_Records_
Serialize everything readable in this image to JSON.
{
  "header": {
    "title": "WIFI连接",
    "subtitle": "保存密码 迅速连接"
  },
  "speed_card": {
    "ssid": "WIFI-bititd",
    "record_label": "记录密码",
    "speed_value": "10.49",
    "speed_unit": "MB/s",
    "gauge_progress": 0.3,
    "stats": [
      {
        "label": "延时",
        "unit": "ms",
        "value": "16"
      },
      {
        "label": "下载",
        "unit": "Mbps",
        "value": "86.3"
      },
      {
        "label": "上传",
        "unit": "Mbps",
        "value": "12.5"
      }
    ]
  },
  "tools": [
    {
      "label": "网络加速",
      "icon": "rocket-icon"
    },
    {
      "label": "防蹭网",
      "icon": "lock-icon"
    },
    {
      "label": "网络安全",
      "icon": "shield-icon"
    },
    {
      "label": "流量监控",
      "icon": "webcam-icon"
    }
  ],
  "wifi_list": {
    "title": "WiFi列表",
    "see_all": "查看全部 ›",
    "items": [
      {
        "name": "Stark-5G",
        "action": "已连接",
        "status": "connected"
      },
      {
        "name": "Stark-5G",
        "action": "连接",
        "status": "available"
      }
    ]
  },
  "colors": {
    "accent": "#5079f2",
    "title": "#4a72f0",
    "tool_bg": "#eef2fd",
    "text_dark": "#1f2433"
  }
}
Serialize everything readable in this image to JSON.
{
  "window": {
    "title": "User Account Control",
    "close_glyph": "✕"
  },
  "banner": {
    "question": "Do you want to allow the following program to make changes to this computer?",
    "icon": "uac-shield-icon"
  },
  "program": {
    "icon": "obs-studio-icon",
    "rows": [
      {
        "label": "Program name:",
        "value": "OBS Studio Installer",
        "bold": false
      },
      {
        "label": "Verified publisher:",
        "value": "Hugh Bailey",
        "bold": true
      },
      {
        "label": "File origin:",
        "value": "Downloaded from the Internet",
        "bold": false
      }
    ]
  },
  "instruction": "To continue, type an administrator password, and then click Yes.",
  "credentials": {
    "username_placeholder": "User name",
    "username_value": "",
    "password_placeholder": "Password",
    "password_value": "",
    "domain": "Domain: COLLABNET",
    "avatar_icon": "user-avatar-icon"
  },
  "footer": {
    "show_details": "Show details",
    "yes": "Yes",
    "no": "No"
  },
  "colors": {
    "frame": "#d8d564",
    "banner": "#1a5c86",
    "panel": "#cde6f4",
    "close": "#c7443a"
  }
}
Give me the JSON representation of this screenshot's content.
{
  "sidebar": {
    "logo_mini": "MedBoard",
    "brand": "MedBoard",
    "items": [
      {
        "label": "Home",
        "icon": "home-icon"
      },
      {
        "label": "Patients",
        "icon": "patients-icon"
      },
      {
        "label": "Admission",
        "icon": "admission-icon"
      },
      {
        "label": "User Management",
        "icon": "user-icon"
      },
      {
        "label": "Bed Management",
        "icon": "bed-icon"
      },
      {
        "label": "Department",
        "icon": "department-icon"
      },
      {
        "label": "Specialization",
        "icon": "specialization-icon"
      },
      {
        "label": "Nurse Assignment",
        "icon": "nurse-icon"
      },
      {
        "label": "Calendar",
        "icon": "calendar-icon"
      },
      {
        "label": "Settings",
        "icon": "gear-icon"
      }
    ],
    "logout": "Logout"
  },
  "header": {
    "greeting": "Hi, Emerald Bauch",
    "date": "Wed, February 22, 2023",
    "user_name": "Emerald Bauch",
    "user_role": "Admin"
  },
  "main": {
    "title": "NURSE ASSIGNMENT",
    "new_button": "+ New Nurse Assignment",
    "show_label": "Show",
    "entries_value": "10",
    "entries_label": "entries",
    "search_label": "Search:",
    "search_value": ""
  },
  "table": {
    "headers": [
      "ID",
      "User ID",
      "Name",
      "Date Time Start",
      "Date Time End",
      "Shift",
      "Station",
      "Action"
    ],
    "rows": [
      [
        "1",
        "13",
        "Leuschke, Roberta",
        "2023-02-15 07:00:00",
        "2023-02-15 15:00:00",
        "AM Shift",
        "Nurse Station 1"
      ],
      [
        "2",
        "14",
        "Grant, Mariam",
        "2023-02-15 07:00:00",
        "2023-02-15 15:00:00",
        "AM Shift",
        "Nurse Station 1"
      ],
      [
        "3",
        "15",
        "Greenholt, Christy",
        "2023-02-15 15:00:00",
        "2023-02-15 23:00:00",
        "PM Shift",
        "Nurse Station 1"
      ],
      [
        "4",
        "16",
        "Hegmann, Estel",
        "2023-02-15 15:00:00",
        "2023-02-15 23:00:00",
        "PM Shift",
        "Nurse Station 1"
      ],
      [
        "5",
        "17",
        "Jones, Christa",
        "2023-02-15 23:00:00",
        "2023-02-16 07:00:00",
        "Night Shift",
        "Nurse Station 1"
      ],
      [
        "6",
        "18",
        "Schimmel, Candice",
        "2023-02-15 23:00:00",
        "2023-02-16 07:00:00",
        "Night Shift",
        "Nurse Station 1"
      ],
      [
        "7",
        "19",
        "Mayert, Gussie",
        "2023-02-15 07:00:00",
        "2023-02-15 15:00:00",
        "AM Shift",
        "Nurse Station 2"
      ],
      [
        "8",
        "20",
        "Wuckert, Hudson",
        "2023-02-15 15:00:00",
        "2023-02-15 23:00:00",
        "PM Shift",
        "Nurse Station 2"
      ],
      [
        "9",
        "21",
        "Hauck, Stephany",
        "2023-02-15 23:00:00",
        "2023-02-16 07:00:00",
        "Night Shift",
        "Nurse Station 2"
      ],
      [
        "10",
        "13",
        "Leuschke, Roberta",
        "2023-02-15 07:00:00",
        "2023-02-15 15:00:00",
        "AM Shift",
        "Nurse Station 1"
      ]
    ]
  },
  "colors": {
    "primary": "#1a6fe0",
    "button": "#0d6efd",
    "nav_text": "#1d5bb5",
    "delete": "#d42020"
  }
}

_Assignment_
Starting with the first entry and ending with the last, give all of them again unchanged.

_Task answer_
Serialize everything readable in this image to JSON.
{
  "header": {
    "title": "WIFI连接",
    "subtitle": "保存密码 迅速连接"
  },
  "speed_card": {
    "ssid": "WIFI-bititd",
    "record_label": "记录密码",
    "speed_value": "10.49",
    "speed_unit": "MB/s",
    "gauge_progress": 0.3,
    "stats": [
      {
        "label": "延时",
        "unit": "ms",
        "value": "16"
      },
      {
        "label": "下载",
        "unit": "Mbps",
        "value": "86.3"
      },
      {
        "label": "上传",
        "unit": "Mbps",
        "value": "12.5"
      }
    ]
  },
  "tools": [
    {
      "label": "网络加速",
      "icon": "rocket-icon"
    },
    {
      "label": "防蹭网",
      "icon": "lock-icon"
    },
    {
      "label": "网络安全",
      "icon": "shield-icon"
    },
    {
      "label": "流量监控",
      "icon": "webcam-icon"
    }
  ],
  "wifi_list": {
    "title": "WiFi列表",
    "see_all": "查看全部 ›",
    "items": [
      {
        "name": "Stark-5G",
        "action": "已连接",
        "status": "connected"
      },
      {
        "name": "Stark-5G",
        "action": "连接",
        "status": "available"
      }
    ]
  },
  "colors": {
    "accent": "#5079f2",
    "title": "#4a72f0",
    "tool_bg": "#eef2fd",
    "text_dark": "#1f2433"
  }
}
Serialize everything readable in this image to JSON.
{
  "window": {
    "title": "User Account Control",
    "close_glyph": "✕"
  },
  "banner": {
    "question": "Do you want to allow the following program to make changes to this computer?",
    "icon": "uac-shield-icon"
  },
  "program": {
    "icon": "obs-studio-icon",
    "rows": [
      {
        "label": "Program name:",
        "value": "OBS Studio Installer",
        "bold": false
      },
      {
        "label": "Verified publisher:",
        "value": "Hugh Bailey",
        "bold": true
      },
      {
        "label": "File origin:",
        "value": "Downloaded from the Internet",
        "bold": false
      }
    ]
  },
  "instruction": "To continue, type an administrator password, and then click Yes.",
  "credentials": {
    "username_placeholder": "User name",
    "username_value": "",
    "password_placeholder": "Password",
    "password_value": "",
    "domain": "Domain: COLLABNET",
    "avatar_icon": "user-avatar-icon"
  },
  "footer": {
    "show_details": "Show details",
    "yes": "Yes",
    "no": "No"
  },
  "colors": {
    "frame": "#d8d564",
    "banner": "#1a5c86",
    "panel": "#cde6f4",
    "close": "#c7443a"
  }
}
Give me the JSON representation of this screenshot's content.
{
  "sidebar": {
    "logo_mini": "MedBoard",
    "brand": "MedBoard",
    "items": [
      {
        "label": "Home",
        "icon": "home-icon"
      },
      {
        "label": "Patients",
        "icon": "patients-icon"
      },
      {
        "label": "Admission",
        "icon": "admission-icon"
      },
      {
        "label": "User Management",
        "icon": "user-icon"
      },
      {
        "label": "Bed Management",
        "icon": "bed-icon"
      },
      {
        "label": "Department",
        "icon": "department-icon"
      },
      {
        "label": "Specialization",
        "icon": "specialization-icon"
      },
      {
        "label": "Nurse Assignment",
        "icon": "nurse-icon"
      },
      {
        "label": "Calendar",
        "icon": "calendar-icon"
      },
      {
        "label": "Settings",
        "icon": "gear-icon"
      }
    ],
    "logout": "Logout"
  },
  "header": {
    "greeting": "Hi, Emerald Bauch",
    "date": "Wed, February 22, 2023",
    "user_name": "Emerald Bauch",
    "user_role": "Admin"
  },
  "main": {
    "title": "NURSE ASSIGNMENT",
    "new_button": "+ New Nurse Assignment",
    "show_label": "Show",
    "entries_value": "10",
    "entries_label": "entries",
    "search_label": "Search:",
    "search_value": ""
  },
  "table": {
    "headers": [
      "ID",
      "User ID",
      "Name",
      "Date Time Start",
      "Date Time End",
      "Shift",
      "Station",
      "Action"
    ],
    "rows": [
      [
        "1",
        "13",
        "Leuschke, Roberta",
        "2023-02-15 07:00:00",
        "2023-02-15 15:00:00",
        "AM Shift",
        "Nurse Station 1"
      ],
      [
        "2",
        "14",
        "Grant, Mariam",
        "2023-02-15 07:00:00",
        "2023-02-15 15:00:00",
        "AM Shift",
        "Nurse Station 1"
      ],
      [
        "3",
        "15",
        "Greenholt, Christy",
        "2023-02-15 15:00:00",
        "2023-02-15 23:00:00",
        "PM Shift",
        "Nurse Station 1"
      ],
      [
        "4",
        "16",
        "Hegmann, Estel",
        "2023-02-15 15:00:00",
        "2023-02-15 23:00:00",
        "PM Shift",
        "Nurse Station 1"
      ],
      [
        "5",
        "17",
        "Jones, Christa",
        "2023-02-15 23:00:00",
        "2023-02-16 07:00:00",
        "Night Shift",
        "Nurse Station 1"
      ],
      [
        "6",
        "18",
        "Schimmel, Candice",
        "2023-02-15 23:00:00",
        "2023-02-16 07:00:00",
        "Night Shift",
        "Nurse Station 1"
      ],
      [
        "7",
        "19",
        "Mayert, Gussie",
        "2023-02-15 07:00:00",
        "2023-02-15 15:00:00",
        "AM Shift",
        "Nurse Station 2"
      ],
      [
        "8",
        "20",
        "Wuckert, Hudson",
        "2023-02-15 15:00:00",
        "2023-02-15 23:00:00",
        "PM Shift",
        "Nurse Station 2"
      ],
      [
        "9",
        "21",
        "Hauck, Stephany",
        "2023-02-15 23:00:00",
        "2023-02-16 07:00:00",
        "Night Shift",
        "Nurse Station 2"
      ],
      [
        "10",
        "13",
        "Leuschke, Roberta",
        "2023-02-15 07:00:00",
        "2023-02-15 15:00:00",
        "AM Shift",
        "Nurse Station 1"
      ]
    ]
  },
  "colors": {
    "primary": "#1a6fe0",
    "button": "#0d6efd",
    "nav_text": "#1d5bb5",
    "delete": "#d42020"
  }
}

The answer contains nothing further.